> DESCRIPTION OF THE TASK: Return the listing below exactly as it stands. Pictures stay out.

> RAW DATA:
◆ ◆ ◆ ◆ ◆ ◆ ◆

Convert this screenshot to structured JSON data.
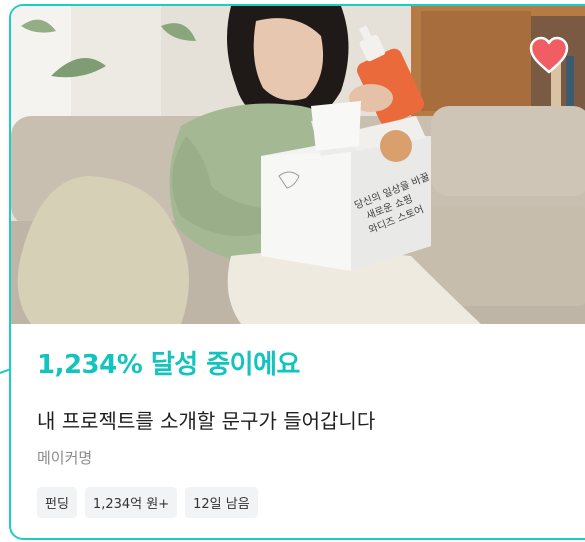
{
  "card": {
    "achievement": "1,234% 달성 중이에요",
    "title": "내 프로젝트를 소개할 문구가 들어갑니다",
    "maker": "메이커명",
    "tags": [
      "펀딩",
      "1,234억 원+",
      "12일 남음"
    ]
  },
  "photo": {
    "box_lines": [
      "당신의 일상을 바꿀",
      "새로운 쇼핑",
      "와디즈 스토어"
    ]
  },
  "colors": {
    "accent": "#12c4bd",
    "border": "#1ccdc6",
    "heart": "#f05e63",
    "tag_bg": "#f2f3f5"
  },
  "icons": {
    "like": "heart-icon"
  }
}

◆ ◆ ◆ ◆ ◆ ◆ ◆

> TASK RESPONSE:
Convert this screenshot to structured JSON data.
{
  "card": {
    "achievement": "1,234% 달성 중이에요",
    "title": "내 프로젝트를 소개할 문구가 들어갑니다",
    "maker": "메이커명",
    "tags": [
      "펀딩",
      "1,234억 원+",
      "12일 남음"
    ]
  },
  "photo": {
    "box_lines": [
      "당신의 일상을 바꿀",
      "새로운 쇼핑",
      "와디즈 스토어"
    ]
  },
  "colors": {
    "accent": "#12c4bd",
    "border": "#1ccdc6",
    "heart": "#f05e63",
    "tag_bg": "#f2f3f5"
  },
  "icons": {
    "like": "heart-icon"
  }
}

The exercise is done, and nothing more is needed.